  32. Schraagen, J., Chipman, S., Shalin, V., Shalin, V.: Cognitive task analysis. L. Erlbaum Associates (2000)Google Scholar
  33. Software, R. SCORM Content packaging (2011), http://scorm.com/scorm-explained/technical-scorm/content-packaging/ (acessed November 26, 2010)
  34. van Harmelen, M.: Design trajectories: four experiments in PLE implementation. Interactive Learning Environments 16(1), 35–46 (2008)CrossRefGoogle Scholar
  35. Vanlehn, K.: The Behavior of tutoring systems. International Journal of Artificial Intelligence on Education 16(3), 227–265 (2006)Google Scholar
  36. Vanlehn, K., Lynch, C., Schulze, K., Shapiro, J., Shelby, R., Taylor, L., Treacy, D., Weinstein, A., Wintersgill, M.: The Andes physics tutoring system: five years of evaluations. In: Proceedings of ICAIE, pp. 678–685 (2005)Google Scholar
  37. Watkins, R.: E-Learning. Handbook of improving performance in the workplace: selecting and implementing performance interventions, pp. 577–597. John Wiley & Sons, Inc. (2010)Google Scholar
  38. White, S.: Higher education and learning technologies an organisational perspective. ECS, University of Southampton (2006)Google Scholar
  39. Wijekumar, K., Meyer, B., Felix, D., Walker, D.: Creating web-based intelligent tutoring systems using the. net infrastructure: A case study. In: Proceedings of WCE-LCGHHE, pp. 2494–2497 (2003)Google Scholar
  40. Wiley, D. (ed.): The instructional use of learning objects. Association for Educational Communications and Technology (2000)Google Scholar

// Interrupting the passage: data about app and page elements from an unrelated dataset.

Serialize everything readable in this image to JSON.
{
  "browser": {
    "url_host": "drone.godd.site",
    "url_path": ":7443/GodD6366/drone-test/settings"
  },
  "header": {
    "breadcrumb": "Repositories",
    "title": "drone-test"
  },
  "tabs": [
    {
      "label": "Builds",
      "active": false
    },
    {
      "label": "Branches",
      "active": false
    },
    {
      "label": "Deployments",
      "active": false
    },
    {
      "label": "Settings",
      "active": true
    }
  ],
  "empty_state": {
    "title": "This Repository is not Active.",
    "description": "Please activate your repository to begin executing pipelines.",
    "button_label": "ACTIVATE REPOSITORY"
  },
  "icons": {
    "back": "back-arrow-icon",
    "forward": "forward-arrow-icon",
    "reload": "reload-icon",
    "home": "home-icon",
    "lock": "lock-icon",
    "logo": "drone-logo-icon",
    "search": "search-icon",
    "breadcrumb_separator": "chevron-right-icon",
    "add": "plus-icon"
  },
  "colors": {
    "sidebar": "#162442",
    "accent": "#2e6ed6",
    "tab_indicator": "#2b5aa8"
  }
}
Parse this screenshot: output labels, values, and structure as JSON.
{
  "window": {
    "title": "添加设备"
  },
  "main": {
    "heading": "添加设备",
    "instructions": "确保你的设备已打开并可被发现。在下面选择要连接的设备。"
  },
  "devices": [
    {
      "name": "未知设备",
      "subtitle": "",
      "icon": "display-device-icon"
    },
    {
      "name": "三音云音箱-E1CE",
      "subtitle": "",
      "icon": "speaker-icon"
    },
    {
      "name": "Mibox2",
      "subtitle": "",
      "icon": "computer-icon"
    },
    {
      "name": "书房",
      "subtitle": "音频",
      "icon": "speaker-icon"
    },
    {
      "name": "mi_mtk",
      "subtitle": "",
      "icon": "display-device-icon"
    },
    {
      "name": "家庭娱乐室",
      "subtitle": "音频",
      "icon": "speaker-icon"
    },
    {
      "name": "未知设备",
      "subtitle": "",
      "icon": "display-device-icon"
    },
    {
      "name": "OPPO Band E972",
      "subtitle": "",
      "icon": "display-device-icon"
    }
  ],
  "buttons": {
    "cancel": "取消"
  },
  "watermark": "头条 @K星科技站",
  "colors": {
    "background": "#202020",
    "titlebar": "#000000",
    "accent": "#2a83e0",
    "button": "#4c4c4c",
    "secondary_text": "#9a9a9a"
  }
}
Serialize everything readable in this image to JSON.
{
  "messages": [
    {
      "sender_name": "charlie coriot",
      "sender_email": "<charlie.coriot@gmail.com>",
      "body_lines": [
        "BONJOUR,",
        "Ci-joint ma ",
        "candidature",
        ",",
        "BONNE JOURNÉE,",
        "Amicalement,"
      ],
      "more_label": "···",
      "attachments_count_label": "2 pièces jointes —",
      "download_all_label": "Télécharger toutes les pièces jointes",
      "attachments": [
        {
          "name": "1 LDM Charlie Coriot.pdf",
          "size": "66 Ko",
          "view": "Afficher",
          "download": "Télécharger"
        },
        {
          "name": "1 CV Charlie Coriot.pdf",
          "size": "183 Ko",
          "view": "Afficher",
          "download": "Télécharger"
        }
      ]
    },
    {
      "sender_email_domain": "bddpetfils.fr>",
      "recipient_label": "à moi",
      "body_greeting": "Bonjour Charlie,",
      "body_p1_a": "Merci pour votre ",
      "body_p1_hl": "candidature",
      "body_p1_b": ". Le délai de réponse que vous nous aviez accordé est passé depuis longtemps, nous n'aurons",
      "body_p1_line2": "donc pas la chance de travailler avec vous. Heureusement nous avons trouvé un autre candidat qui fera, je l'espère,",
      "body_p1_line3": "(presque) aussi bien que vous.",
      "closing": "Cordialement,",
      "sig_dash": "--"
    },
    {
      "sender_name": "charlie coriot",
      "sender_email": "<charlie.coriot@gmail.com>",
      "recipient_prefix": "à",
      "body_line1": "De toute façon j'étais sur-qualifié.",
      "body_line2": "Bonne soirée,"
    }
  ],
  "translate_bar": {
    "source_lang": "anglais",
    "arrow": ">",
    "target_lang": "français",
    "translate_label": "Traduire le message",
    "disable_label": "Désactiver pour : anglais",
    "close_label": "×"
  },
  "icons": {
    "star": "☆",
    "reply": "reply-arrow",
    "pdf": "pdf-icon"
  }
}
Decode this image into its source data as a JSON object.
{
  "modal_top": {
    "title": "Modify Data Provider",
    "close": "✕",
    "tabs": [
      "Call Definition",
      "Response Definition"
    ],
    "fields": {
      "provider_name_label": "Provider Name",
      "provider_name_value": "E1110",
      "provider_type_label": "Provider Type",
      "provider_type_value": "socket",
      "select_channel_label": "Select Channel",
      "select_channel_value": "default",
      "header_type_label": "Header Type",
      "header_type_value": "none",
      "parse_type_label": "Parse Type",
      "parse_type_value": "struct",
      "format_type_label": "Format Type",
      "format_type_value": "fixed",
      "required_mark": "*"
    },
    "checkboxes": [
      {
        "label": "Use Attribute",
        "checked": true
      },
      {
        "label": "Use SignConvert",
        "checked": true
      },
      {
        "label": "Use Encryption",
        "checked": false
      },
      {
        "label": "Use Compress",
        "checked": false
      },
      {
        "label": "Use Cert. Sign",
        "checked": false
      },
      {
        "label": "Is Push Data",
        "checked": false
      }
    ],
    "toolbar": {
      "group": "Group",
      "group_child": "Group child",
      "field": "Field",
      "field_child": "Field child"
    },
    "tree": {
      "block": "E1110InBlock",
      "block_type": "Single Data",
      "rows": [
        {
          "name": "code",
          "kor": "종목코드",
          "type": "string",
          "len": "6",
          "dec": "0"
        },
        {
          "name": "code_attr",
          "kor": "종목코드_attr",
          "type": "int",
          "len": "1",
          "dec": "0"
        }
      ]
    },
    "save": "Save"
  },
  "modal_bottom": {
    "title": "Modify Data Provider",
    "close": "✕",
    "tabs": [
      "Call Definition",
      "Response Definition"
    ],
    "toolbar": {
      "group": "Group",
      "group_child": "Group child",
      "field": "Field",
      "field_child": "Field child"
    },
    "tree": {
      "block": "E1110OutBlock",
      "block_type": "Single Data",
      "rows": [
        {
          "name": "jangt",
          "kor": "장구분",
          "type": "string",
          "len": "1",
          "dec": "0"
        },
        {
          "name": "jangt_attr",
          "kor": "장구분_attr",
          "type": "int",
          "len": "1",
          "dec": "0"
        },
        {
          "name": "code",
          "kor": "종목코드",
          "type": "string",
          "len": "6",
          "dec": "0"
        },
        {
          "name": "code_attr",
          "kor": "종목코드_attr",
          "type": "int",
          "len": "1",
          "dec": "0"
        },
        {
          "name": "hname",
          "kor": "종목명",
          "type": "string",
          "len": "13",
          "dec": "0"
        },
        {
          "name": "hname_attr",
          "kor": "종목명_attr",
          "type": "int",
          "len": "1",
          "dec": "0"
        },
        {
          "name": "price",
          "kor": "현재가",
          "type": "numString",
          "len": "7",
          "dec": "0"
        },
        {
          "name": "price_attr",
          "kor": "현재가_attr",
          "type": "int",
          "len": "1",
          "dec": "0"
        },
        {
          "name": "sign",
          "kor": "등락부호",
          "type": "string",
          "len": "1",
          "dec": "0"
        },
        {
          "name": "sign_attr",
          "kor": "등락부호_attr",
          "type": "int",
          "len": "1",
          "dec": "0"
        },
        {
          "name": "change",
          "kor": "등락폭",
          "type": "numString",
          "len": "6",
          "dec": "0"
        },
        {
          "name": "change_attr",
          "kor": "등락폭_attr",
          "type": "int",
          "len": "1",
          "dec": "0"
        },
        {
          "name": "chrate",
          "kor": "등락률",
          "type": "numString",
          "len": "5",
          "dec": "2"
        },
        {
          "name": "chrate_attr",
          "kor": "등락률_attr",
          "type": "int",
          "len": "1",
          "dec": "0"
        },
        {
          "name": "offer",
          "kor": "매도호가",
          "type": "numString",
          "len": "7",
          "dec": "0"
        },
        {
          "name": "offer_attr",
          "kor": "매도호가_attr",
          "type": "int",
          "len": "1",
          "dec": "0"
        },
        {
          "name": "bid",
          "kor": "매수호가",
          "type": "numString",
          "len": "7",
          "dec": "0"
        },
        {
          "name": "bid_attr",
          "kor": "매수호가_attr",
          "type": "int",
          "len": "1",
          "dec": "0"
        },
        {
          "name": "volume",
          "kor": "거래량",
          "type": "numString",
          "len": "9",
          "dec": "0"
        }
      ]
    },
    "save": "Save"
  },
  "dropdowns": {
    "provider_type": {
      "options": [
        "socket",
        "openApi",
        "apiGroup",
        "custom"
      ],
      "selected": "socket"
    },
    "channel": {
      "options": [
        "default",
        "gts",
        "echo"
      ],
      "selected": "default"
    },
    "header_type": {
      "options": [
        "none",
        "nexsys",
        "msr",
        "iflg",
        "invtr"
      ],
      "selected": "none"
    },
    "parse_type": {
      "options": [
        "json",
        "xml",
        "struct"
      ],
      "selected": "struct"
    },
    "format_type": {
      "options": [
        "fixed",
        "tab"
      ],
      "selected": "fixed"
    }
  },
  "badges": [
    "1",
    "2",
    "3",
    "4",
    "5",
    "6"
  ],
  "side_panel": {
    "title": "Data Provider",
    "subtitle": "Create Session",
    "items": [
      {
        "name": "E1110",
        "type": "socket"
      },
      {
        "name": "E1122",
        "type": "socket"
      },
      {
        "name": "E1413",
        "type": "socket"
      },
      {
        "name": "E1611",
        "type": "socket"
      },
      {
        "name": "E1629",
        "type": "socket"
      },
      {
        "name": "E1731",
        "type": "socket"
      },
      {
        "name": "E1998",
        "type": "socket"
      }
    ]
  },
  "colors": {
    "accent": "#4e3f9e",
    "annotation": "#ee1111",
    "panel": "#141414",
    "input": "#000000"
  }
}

Copyright information

© Springer-Verlag Berlin Heidelberg 2013

Authors and Affiliations

  1. 1.Department of Computer Science and Engineering, Instituto Superior TécnicoTechnical University of LisbonLisbonPortugal
  2. 2.INESC-IDLisbonPortugal

Personalised recommendations